Leprechauns, rainbowland, jungle-gym rugby, toaster salesmen temptation, cheese shortages and Jon Bon Jovi are each unlikely options that collided on stage in the Crystal Cove Auditorium last Wednesday, April 23, in a special performance by the Asian American improvisational comedy group, Room to Improv.
The troupe normally practices and performs in Studio City, Los Angeles, but made a special trip to UC Irvine at the request of the Asian Pacific Student Association, which is celebrating Asian Pacific Islander Heritage Month in April. Room to Improv capped off a month of events celebrating Asian and Pacific Islander culture, including a film screening of “Pilgrimage” with director Tad Nakamura and a performance by the band Seriously.
Though advertised for 7:30 p.m, members of the comedy troupe joked and chatted with members of APSA until quarter to eight, setting the laid-back and involved tone of the event. The set lasted a little over an hour and consisted of several improv games, such as “RTI Debate,” where two Improv members held a mock political debate while substituting key words with suggestions from audience members (What kind of shortage? A cheese shortage) and “Five Things,” in which an Improv member tried to guess what the other members were doing, but with twist changes suggested previously from the audience (surfing on a pineapple in Hawaii with Bon Jovi was one of the tamer suggestions). As evidenced, Room to Improv made the effort to involve the audience, whether to take suggestions for ridiculous situations or pulling an audience member on stage to make sound effects for characters. Describing the events does not do Room for Improv justice, as each show has different members performing different games to different audiences: the only rule is spontaneity.
Wednesday featured six of the 15 active members of Room to Improv: over one fourth of its members are UCI alumni, along with one active student, Wes Gabrillo, a fourth-year drama and social science double-major. Most members of the troupe have experience in theater productions in addition to improv comedy, and the experience is evident: Room to Improv is quick on its feet and musical to boot, featuring games not only of quick-thinking in scenes but also making up rhyming lyrics on the fly.
Room to Improv began in 2002, when California State University, Northridge alumnus Elvin Lubrin started an improvisational comedy troop consisting solely of Asian Americans. Room to Improv performs at the Two Roads Theatre in Studio City, hosting shows on the first Friday of every month, but its shows are not limited to the Los Angeles area,

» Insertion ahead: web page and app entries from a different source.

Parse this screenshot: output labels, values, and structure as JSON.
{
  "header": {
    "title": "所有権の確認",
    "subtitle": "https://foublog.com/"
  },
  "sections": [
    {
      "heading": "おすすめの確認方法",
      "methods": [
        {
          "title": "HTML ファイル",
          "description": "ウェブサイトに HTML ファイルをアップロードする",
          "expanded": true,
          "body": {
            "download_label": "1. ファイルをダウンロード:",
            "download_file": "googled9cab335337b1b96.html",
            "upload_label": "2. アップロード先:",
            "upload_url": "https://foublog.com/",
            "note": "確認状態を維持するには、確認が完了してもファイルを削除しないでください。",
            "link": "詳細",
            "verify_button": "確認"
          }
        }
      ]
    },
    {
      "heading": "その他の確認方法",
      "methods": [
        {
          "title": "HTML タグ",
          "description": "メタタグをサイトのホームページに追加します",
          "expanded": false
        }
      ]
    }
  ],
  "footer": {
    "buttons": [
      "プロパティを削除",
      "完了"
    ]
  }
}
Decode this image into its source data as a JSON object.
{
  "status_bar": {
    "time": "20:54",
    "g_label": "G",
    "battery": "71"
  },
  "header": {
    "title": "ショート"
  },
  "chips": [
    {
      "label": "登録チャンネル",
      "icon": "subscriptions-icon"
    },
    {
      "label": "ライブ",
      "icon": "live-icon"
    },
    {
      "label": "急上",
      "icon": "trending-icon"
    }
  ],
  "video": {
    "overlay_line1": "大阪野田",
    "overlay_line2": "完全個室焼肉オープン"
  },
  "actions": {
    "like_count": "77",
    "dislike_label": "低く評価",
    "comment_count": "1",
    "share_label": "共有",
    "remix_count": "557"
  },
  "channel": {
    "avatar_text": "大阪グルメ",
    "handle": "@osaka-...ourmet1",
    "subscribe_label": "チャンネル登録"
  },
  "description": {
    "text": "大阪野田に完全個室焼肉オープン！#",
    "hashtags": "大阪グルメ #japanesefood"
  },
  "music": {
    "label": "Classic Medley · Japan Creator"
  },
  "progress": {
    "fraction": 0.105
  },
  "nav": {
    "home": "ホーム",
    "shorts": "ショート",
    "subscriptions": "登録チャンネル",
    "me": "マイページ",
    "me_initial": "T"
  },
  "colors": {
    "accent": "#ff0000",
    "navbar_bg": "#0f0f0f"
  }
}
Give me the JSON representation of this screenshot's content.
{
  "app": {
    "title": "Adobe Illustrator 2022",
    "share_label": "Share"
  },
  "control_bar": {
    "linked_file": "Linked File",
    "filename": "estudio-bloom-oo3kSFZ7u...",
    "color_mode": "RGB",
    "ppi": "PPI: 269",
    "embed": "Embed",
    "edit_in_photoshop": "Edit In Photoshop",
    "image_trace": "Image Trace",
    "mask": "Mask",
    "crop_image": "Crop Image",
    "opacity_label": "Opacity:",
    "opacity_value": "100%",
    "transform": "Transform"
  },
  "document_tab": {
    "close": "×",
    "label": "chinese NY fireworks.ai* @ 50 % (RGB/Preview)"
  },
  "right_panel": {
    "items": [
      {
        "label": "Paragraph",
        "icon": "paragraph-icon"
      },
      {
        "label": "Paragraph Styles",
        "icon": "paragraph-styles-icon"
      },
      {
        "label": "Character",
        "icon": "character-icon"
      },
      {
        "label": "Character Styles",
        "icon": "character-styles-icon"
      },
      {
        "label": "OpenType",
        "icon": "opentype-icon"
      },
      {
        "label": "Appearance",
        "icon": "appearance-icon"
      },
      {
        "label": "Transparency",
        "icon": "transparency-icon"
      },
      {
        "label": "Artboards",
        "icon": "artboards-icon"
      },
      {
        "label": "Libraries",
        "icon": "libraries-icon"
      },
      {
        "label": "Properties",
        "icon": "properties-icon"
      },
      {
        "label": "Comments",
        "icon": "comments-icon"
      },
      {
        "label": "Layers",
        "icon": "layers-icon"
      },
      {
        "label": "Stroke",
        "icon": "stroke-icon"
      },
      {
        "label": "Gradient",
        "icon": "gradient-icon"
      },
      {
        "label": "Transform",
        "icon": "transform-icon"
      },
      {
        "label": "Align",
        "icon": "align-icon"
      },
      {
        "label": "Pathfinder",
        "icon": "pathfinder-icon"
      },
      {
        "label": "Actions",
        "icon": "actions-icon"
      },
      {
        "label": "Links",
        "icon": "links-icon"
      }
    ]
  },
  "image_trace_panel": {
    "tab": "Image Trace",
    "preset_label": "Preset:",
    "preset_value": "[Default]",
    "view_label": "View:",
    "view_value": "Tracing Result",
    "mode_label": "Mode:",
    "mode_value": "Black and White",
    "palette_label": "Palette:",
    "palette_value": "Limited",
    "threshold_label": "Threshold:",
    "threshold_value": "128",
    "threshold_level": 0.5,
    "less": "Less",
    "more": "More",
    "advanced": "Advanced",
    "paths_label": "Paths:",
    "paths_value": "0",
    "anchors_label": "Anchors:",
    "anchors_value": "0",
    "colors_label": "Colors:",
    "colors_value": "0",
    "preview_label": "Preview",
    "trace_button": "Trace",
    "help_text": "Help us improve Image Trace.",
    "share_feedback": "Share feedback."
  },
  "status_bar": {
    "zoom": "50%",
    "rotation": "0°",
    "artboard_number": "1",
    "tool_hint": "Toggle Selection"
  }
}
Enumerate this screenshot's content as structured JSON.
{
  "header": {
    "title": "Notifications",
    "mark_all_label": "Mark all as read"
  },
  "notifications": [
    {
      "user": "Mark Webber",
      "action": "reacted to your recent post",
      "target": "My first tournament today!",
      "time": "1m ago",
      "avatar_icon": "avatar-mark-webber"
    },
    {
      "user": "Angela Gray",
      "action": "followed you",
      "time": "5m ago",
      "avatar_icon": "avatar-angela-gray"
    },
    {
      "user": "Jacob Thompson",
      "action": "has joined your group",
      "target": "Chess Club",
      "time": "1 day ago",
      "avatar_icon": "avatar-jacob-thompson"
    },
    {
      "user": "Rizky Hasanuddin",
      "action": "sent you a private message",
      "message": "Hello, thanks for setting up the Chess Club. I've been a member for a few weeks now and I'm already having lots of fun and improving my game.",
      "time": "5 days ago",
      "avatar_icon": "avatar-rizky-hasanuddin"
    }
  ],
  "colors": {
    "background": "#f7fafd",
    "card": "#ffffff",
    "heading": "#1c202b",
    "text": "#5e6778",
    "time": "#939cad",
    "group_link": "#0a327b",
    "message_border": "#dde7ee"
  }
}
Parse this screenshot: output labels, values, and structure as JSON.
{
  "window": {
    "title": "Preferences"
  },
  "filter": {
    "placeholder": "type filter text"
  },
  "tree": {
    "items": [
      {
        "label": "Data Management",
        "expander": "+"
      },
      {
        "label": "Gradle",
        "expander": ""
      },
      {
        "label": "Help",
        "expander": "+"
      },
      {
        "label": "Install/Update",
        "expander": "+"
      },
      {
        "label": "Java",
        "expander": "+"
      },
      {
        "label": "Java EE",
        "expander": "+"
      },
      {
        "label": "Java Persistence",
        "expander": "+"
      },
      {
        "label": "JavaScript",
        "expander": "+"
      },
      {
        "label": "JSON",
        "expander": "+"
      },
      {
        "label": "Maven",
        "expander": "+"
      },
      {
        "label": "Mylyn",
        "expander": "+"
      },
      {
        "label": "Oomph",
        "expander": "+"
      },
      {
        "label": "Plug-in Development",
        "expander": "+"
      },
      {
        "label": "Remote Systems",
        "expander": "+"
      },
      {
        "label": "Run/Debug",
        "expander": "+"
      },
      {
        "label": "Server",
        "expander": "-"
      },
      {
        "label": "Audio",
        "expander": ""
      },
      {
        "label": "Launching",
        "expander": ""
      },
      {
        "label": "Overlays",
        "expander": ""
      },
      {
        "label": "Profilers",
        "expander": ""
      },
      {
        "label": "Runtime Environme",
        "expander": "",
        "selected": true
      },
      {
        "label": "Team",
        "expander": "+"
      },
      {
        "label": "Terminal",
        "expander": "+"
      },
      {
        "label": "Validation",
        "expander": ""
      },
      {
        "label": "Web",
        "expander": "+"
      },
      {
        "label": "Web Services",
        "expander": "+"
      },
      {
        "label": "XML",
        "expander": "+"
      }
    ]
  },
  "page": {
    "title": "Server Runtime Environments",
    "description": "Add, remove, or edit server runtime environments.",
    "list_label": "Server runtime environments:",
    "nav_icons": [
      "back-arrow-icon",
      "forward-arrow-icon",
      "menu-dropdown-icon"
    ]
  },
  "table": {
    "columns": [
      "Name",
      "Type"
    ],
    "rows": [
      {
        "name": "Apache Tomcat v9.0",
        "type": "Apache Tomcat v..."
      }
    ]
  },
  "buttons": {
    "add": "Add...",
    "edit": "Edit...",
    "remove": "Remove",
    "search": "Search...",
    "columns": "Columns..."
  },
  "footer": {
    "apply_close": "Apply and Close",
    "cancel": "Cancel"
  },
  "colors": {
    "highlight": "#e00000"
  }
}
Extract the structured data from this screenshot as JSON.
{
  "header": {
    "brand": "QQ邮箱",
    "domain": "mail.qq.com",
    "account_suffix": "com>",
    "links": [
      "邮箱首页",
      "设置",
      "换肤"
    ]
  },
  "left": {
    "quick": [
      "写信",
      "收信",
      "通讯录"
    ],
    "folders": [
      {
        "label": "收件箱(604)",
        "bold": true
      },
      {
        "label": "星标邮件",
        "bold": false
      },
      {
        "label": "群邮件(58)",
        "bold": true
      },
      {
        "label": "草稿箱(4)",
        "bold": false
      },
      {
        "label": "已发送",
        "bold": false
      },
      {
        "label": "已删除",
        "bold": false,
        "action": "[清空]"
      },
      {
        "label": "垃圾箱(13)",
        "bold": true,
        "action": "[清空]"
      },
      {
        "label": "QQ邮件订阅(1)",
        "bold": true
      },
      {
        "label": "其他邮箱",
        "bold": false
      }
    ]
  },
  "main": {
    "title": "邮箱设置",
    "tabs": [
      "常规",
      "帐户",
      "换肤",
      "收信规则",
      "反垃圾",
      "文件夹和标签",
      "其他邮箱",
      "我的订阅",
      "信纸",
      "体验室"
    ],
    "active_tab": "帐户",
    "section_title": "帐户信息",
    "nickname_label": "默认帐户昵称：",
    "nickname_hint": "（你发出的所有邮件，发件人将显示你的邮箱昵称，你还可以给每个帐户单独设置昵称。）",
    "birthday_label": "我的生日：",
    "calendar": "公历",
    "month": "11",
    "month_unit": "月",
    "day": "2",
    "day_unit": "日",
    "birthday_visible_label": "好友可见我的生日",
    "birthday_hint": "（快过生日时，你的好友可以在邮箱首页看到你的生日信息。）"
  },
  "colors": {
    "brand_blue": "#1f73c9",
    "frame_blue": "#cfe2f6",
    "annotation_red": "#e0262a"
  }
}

“We do shows all up and down the coast, pretty much,” said Earl Baylon, a UCI alumnus with a degree in biological sciences. “We’ve done shows in Texas, Atlanta, Michigan, San Francisco, San Diego [and other places].” Room to Improv has performed at several universities across the nation, including the University of Southern California, Michigan State University and Texas A&M.
“We want to be looked at as Asian- Americans doing improv, not Asian-Americans doing Asian -American improv,” said Anthony Foronda, a member of the troop since its inception. ”
Of course, it comes out in our improv, but it’s not our focus,” Baylon finished. Regardless, Room to Improv is one of the only troops of Asian-American comedy groups in the area, if not the nation. Being Asian-American is important to the identity of the troupe, said Baylon. The troupe takes a lighthearted tone expressing this identity, featuring it occasionally in games such as “Cultural Night Moment,” where members proceed with a scene until randomly prompted to turn the mundane moment into a meaningful, intimate confession and connect it with his or her Asian American cultural heritage. “It’s not just about knives. … It’s about community.” exclaimed Baylon during one such moment.
The APSA is dedicated to serving the Asian-American community on campus, community outreach and preserving its political representation. Earlier in the year, APSA hosted a screening of “Finishing the Game,” a mockumentary about filming a lost Bruce Lee epic and featured the cast of the movie.
“We’re politically and culturally focused,” said APSA Advocacy Chair Jesse Cheng. “We try to raise the general political atmosphere for Asian-Americans.” APSA held a large campaign earlier this year entitled “Count Me In,” which successfully dis-aggregated the UCI admissions forms. This will allow more specificity in identifying ethnicity, which will create more representation for Asian Americans hailing from diverse countries such as Laos and Cambodia, which were previously lumped in under general categories.